With Roadie 2, we were using HTML Email Boiler Plate to get a basic layout and CSS reset for our styled emails. However, we found the Responsive transactional HTML email templates created by Mailgun and they looked well documented, tested and supported, so we decided to give them a go.

This is the CSS reset and base file, and here are the HTML templates, which you can get an adapt for freely. Here’s a common one we use (in HAML, for commodity):

# app/views/layouts/email.html.haml
!!!
%html{xmlns: "http://www.w3.org/1999/xhtml"}
  %head
    %meta{content: "width=device-width", name: "viewport"}/
    %meta{content: "text/html; charset=UTF-8", "http-equiv" => "Content-Type"}/
    %title= page_title
    = stylesheet_link_tag :email, media: "all"

  %body{itemscope: "", itemtype: "http://schema.org/EmailMessage"}
    %table.body-wrap
      %tr
        %td
          -# left blank deliberately
        %td.container{width: "600"}
          .content
            %table.main{cellpadding: "0", cellspacing: "0", width: "100%"}
              - if content_for?(:header)
                = yield(:header)

              %tr
                %td.content-wrap.aligncenter
                  %table{cellpadding: "0", cellspacing: "0", width: "100%"}
                    = yield
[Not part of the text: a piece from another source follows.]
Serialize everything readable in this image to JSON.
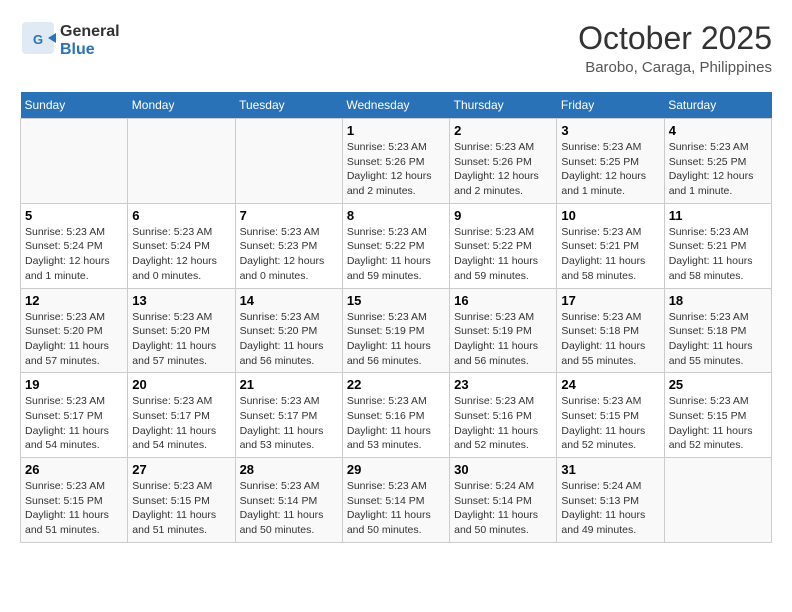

            .footer
              %table{width: "100%"}
                %tr
                  %td.aligncenter.content-block
                    Questions? Email
                    = mail_to mailer.message.from.first
        %td
          -# left blank deliberately

Bonus: keep your uninlined styles separated

There are some emails that Roadie won’t apply in a style attribute on the markup elements; that will be added in a <style> tag at the top. Having those will make your layouts grow unnecessarily, so it’s best to keep markup and style separated. Also, you might want to use some of your SASS variables or mix-ins on this CSS and you should be able to do so!

To get this working elegantly, you can create a CSS file for those styles, add it to the config.assets.precompile directive, and finally, use a helper method (on the helper included in your mailers) to load your uninlined CSS into the layout:

# ...
def non_inlined_style_tag(name)
  style_file = if Rails.application.config.assets.compile
    Rails.application.assets.find_asset(name)
  else
    # if our asset pipeline is disabled
    read_stylesheet_from_filesystem(name) # Read a file by name, wit exception handling
  end

  if style_file.present?
    content_tag :style, style_file.to_s.html_safe, type: "text/css", data: { roadie_ignore: true }
  end
end
# ...

Note the data-roadie-ignore attribute which replaces the data-immutable that was in use in Roadie 2.

Finally, below the stylesheet_link_tag in your layout, add:

= non_inlined_style_tag :your_file_name

And you’re all set! For reference, here are a couple of links that might be of help:

Conclusion

I hope this helps fellow devs in the future. May your emails look beautiful wherever they may go!

Finally, I’d like to extend a big shout out to Magnus Bergmark, creator of Roadie, for his contributions and making our lives easier. Tack så mycket!

Main image is “roadie” by Manuel Guastella/NukAgency (on Flickr), used under the BY-NC-ND Creative Commons License